What needs to be done — Can you retype every record below exactly as written?

── Supplied records

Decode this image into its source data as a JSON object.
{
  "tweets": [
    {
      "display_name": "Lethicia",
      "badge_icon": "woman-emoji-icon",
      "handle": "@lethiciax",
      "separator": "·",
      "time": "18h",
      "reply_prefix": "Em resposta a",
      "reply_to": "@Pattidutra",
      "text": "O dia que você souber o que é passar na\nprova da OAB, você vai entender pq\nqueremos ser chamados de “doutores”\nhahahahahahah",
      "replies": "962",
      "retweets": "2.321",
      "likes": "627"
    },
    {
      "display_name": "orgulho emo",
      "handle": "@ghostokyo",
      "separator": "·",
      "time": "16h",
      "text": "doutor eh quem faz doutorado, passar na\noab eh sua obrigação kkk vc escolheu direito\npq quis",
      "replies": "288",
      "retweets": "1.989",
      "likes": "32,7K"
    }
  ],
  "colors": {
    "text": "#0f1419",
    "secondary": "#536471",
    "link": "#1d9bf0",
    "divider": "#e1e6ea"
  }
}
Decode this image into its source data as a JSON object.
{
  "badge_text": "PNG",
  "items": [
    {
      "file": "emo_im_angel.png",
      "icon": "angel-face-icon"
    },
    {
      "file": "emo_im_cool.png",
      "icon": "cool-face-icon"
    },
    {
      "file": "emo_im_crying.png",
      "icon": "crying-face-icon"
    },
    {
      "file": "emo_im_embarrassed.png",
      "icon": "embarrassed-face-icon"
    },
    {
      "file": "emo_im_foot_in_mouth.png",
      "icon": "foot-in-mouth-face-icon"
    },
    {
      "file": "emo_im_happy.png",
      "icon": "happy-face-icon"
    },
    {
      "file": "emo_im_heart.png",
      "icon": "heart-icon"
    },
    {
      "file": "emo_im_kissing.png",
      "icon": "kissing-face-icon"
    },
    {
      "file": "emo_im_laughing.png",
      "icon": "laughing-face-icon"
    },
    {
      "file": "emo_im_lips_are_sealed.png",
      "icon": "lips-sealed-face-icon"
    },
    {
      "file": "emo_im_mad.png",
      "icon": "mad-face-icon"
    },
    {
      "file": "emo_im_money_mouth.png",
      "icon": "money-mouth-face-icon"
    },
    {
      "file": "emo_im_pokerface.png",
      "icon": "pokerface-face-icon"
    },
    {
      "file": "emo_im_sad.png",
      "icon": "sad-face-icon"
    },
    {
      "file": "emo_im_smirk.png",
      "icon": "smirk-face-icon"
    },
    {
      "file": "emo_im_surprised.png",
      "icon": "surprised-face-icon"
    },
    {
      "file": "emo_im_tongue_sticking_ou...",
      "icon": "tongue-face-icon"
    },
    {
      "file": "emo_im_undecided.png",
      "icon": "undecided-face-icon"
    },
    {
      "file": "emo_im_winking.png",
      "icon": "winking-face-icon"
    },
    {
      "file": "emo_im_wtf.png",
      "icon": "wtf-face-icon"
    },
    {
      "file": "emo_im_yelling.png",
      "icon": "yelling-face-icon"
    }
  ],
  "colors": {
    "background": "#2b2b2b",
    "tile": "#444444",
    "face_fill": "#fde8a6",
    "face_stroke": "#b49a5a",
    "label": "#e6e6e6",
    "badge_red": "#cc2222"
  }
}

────

Your solution —
Decode this image into its source data as a JSON object.
{
  "tweets": [
    {
      "display_name": "Lethicia",
      "badge_icon": "woman-emoji-icon",
      "handle": "@lethiciax",
      "separator": "·",
      "time": "18h",
      "reply_prefix": "Em resposta a",
      "reply_to": "@Pattidutra",
      "text": "O dia que você souber o que é passar na\nprova da OAB, você vai entender pq\nqueremos ser chamados de “doutores”\nhahahahahahah",
      "replies": "962",
      "retweets": "2.321",
      "likes": "627"
    },
    {
      "display_name": "orgulho emo",
      "handle": "@ghostokyo",
      "separator": "·",
      "time": "16h",
      "text": "doutor eh quem faz doutorado, passar na\noab eh sua obrigação kkk vc escolheu direito\npq quis",
      "replies": "288",
      "retweets": "1.989",
      "likes": "32,7K"
    }
  ],
  "colors": {
    "text": "#0f1419",
    "secondary": "#536471",
    "link": "#1d9bf0",
    "divider": "#e1e6ea"
  }
}
Decode this image into its source data as a JSON object.
{
  "badge_text": "PNG",
  "items": [
    {
      "file": "emo_im_angel.png",
      "icon": "angel-face-icon"
    },
    {
      "file": "emo_im_cool.png",
      "icon": "cool-face-icon"
    },
    {
      "file": "emo_im_crying.png",
      "icon": "crying-face-icon"
    },
    {
      "file": "emo_im_embarrassed.png",
      "icon": "embarrassed-face-icon"
    },
    {
      "file": "emo_im_foot_in_mouth.png",
      "icon": "foot-in-mouth-face-icon"
    },
    {
      "file": "emo_im_happy.png",
      "icon": "happy-face-icon"
    },
    {
      "file": "emo_im_heart.png",
      "icon": "heart-icon"
    },
    {
      "file": "emo_im_kissing.png",
      "icon": "kissing-face-icon"
    },
    {
      "file": "emo_im_laughing.png",
      "icon": "laughing-face-icon"
    },
    {
      "file": "emo_im_lips_are_sealed.png",
      "icon": "lips-sealed-face-icon"
    },
    {
      "file": "emo_im_mad.png",
      "icon": "mad-face-icon"
    },
    {
      "file": "emo_im_money_mouth.png",
      "icon": "money-mouth-face-icon"
    },
    {
      "file": "emo_im_pokerface.png",
      "icon": "pokerface-face-icon"
    },
    {
      "file": "emo_im_sad.png",
      "icon": "sad-face-icon"
    },
    {
      "file": "emo_im_smirk.png",
      "icon": "smirk-face-icon"
    },
    {
      "file": "emo_im_surprised.png",
      "icon": "surprised-face-icon"
    },
    {
      "file": "emo_im_tongue_sticking_ou...",
      "icon": "tongue-face-icon"
    },
    {
      "file": "emo_im_undecided.png",
      "icon": "undecided-face-icon"
    },
    {
      "file": "emo_im_winking.png",
      "icon": "winking-face-icon"
    },
    {
      "file": "emo_im_wtf.png",
      "icon": "wtf-face-icon"
    },
    {
      "file": "emo_im_yelling.png",
      "icon": "yelling-face-icon"
    }
  ],
  "colors": {
    "background": "#2b2b2b",
    "tile": "#444444",
    "face_fill": "#fde8a6",
    "face_stroke": "#b49a5a",
    "label": "#e6e6e6",
    "badge_red": "#cc2222"
  }
}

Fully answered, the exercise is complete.